War Stories and My Magic Silly Band

Learning to open up about the pains of war started with a story about my son
January 30, 2020 Updated: January 30, 2020

When I was accepted to speak in the red circle for my first TEDx talk back in 2016, it was hard for me to take the stage. The scars from my transition out of the military were still too raw, too uncomfortable. I needed to face them head-on, and I had to do it fast. So I started working with a performance coach named Joe (not his real name). 

Joe quickly saw that my biggest challenge was the mindset I had developed against opening up about my emotions in front of other people. Like most veterans, I had been doggedly trained to always put armor over my feelings. To always show the brave face. To never show weakness. It’s what we had to do to survive.

One day in rehearsal, he looked down at my wrist and asked about the thin green bracelet I was wearing. “That’s my magic silly band,” I told him. I shared with him the story of how my youngest son Brayden had given it to me before I deployed to Afghanistan back in 2009 when he was just 5 years old. He told me it would keep me safe while I fought the bad guys. It was our connection to each other while I was half a world away.

I never took it off.

“Scott, that’s the kind of emotional access I need you to have with every story you tell. Here is your homework. I want you to write a 5-minute play about that silly band and tell it at our next student performance night.”

I was dumbstruck. A play?! In that moment I would have rather deployed back to Afghanistan. What if I fell apart on stage? There was one thing that I felt sure of and it was that Green Berets did not write plays.

But, I did write it. And I did tell it. And I did lose it.

They said that the whole room stood with thunderous applause when I was done, but all I saw were the tears running down the faces of my wife Monty, and our three sons. 

I had found my voice again. And for the first time in a long time, I knew what I had to do next.

After two long years, dozens of revisions, and countless acting classes later, my mid-life crisis was complete. That silly band became the heart of “Last Out: Elegy of a Green Beret,” a play that is currently touring across America raising awareness for veterans’ and military family issues.

I’ve learned some powerful lessons about the generosity of scars on this tour that have radically changed my mindset, allowing me to take off the emotional armor for the first time in 23 years and leave it at the door.

Scars are a wound that has healed, but left us marked. They are story we can tell others, to let them know that their wounds will also heal, and that others have felt their pain.

Hundreds of chronically isolated veterans and military family members have shared with me, through tears, the relief of seeing their own pain validated on our stage. One sister of a Green Beret sergeant major stood up after a show and said, “Thank you for showing me in 85 minutes what my brother has been trying to tell me about this war for the last five years.”

My oldest son, Cody, was just 3 years old when the towers fell. He’s been telling me his whole life that he wants to grow up and be a Green Beret, just like me. That was a tough one for me. How could I allow my son to go fight a war that I couldn’t finish? I thought that if I could just deploy one more time and do what it took to end this war, I could keep him safe. Yet, every time I came home from deployment, he was one year older, and one step closer.
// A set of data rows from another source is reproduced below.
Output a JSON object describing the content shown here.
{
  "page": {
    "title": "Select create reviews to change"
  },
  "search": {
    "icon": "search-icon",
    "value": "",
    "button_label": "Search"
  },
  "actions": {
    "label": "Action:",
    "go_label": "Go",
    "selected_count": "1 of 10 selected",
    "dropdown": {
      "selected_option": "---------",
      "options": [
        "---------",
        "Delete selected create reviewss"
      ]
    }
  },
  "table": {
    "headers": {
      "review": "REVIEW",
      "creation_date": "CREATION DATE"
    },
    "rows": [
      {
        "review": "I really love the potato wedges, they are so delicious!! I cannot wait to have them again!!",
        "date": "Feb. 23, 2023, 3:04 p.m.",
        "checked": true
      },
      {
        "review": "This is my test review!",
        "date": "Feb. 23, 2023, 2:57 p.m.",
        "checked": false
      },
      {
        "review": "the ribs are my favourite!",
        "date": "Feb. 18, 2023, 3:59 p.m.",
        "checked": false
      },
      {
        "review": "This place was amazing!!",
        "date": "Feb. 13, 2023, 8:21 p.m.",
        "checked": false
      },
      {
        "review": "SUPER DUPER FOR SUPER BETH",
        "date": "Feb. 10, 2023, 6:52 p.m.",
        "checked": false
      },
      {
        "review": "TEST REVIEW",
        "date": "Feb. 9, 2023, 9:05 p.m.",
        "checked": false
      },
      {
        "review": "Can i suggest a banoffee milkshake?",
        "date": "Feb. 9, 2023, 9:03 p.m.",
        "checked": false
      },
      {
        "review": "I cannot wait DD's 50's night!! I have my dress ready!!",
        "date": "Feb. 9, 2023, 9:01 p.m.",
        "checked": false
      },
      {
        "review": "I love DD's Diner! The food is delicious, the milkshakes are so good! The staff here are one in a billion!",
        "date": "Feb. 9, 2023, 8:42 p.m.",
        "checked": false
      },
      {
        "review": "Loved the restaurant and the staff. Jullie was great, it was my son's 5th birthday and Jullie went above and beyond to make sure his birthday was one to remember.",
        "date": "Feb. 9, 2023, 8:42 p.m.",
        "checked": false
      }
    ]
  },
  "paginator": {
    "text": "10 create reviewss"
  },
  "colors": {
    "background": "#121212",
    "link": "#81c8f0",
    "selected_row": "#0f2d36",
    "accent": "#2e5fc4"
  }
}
Don’t get me more wrong here. I couldn’t be more proud of his service, but, I’m speaking to you as a dad who has seen a lot of war. After 18 years, it is the longest war in our country’s history. Many of our politicians commit a small percentage of our sons and daughters to conflict as casually as a teenager starting another video game of Fortnight.

And most of our people are oblivious to it.

So the scar of my son fighting a war that I couldn’t finish is incredibly uncomfortable and something I tried for years to avoid having to face. But, thanks to Joe, I adopted a new mindset, one that let me finally take the armor off and stand on that scar in the service of others and open the eyes of thousands of citizens, media, and even a few of those politicians to the emotional cost of modern war so we can have a more responsible conversation about future conflicts.

How can your scars make a difference to someone in the darkness who needs to hear the lessons you’ve earned?

Scott Mann is a former Green Beret who specialized in unconventional, high-impact missions and relationship building. He is the founder of Rooftop Leadership and appears frequently on TV and many syndicated radio programs. For more information, visit RooftopLeadership.com